[8]. McManus MT. MicroRNAs and cancer. Semin Cancer Biol 2003;13:253–8.
[9]. Esquela-Kerscher A, Slack FJ. Oncomirs - microRNAs with a role in cancer. Nat Rev Cancer 2006;6:259–69.
[10]. Zhang L, Pickard K, Jenei V, et al. miR-153 supports colorectal cancer progression via pleiotropic effects that enhance invasion and chemotherapeutic resistance. Cancer Res 2013;73:6435–47.
[11]. Hua HW, Jiang F, Huang Q, et al. MicroRNA-153 promotes Wnt/beta-catenin activation in hepatocellular carcinoma through suppression of WWOX. Oncotarget 2015;6:3840–7.
[12]. Zhao W, Yin CY, Jiang J, et al. MicroRNA-153 suppresses cell invasion by targeting SNAI1 and predicts patient prognosis in glioma. Oncol Lett 2019;17:1189–95.
[13]. Guo G, Zhang Y, Hu L, et al. MicroRNA-153 affects nasopharyngeal cancer cell viability by targeting TGF-beta2. Oncol Lett 2019;17:646–51.
[14]. Wang J, Liang S, Duan X. Molecular mechanism of miR-153 inhibiting migration, invasion and epithelial-mesenchymal transition of breast cancer by regulating transforming growth factor beta (TGF-beta) signaling pathway. J Cell Biochem 2019;120:9539–46.
[15]. Zhang B, Fu T, Zhang L. MicroRNA-153 suppresses human laryngeal squamous cell carcinoma migration and invasion by targeting the SNAI1 gene. Oncol Lett 2018;16:5075–83.
[16]. Ouyang Y, Yuan W, Qiu S. MicroRNA-153 functions as a tumor suppressor in gastric cancer via targeting Kruppel-like factor 5. Exp Therap Med 2018;16:473–82.
[17]. Wu X, Li L, Li Y, et al. MiR-153 promotes breast cancer cell apoptosis by targeting HECTD3. Am J Cancer Res 2016;6:1563–71.
[18]. Wu Z, He B, He J, et al. Upregulation of miR-153 promotes cell proliferation via downregulation of the PTEN tumor suppressor gene in human prostate cancer. Prostate 2013;73:596–604.

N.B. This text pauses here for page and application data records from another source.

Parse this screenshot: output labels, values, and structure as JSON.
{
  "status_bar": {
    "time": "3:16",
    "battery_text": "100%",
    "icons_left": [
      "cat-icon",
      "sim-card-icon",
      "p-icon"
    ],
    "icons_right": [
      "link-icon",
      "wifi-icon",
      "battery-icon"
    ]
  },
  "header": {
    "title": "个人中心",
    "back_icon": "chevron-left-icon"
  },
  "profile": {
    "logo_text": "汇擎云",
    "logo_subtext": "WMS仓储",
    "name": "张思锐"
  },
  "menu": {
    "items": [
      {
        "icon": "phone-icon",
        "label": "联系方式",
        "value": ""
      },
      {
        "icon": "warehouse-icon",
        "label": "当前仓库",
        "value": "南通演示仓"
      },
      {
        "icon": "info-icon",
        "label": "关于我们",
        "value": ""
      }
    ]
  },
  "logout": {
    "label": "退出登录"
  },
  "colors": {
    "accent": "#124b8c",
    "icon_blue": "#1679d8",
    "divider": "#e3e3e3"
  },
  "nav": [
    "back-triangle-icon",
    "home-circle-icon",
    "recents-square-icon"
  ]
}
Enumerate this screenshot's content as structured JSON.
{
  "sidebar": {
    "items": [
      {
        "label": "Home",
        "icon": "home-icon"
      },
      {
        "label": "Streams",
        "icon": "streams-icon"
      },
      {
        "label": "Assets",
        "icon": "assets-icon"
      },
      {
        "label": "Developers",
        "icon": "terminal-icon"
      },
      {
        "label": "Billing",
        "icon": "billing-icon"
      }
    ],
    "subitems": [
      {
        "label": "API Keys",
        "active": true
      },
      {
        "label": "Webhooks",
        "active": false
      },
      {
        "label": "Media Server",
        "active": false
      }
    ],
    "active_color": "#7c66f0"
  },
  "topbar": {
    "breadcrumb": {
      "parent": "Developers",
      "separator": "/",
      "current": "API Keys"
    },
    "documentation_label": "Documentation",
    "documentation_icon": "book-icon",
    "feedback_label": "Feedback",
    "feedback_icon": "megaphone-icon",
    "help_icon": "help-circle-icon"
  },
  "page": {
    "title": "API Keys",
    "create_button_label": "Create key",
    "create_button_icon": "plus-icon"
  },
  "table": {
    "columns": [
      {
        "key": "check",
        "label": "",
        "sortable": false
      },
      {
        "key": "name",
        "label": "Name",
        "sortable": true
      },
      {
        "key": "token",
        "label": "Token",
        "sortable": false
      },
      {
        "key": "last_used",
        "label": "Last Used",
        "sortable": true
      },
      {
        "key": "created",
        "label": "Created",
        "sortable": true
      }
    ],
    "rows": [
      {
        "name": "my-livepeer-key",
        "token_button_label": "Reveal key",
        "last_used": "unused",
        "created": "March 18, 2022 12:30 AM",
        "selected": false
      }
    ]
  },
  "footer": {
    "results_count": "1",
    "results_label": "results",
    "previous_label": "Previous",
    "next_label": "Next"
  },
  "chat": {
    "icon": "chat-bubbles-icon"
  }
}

[19]. Witte JS. Prostate cancer genomics: towards a new understanding. Nat Rev Genet 2009;10:77–82.
[20]. Lee JT, Lehmann BD, Terrian DM, et al. Targeting prostate cancer based on signal transduction and cell cycle pathways. Cell Cycle 2008;7:1745–62.
Keywords:

biomarker; microRNA-153; prognostic value; prostate cancer

Copyright © 2019 The Authors. Published by Wolters Kluwer Health, Inc. All rights reserved.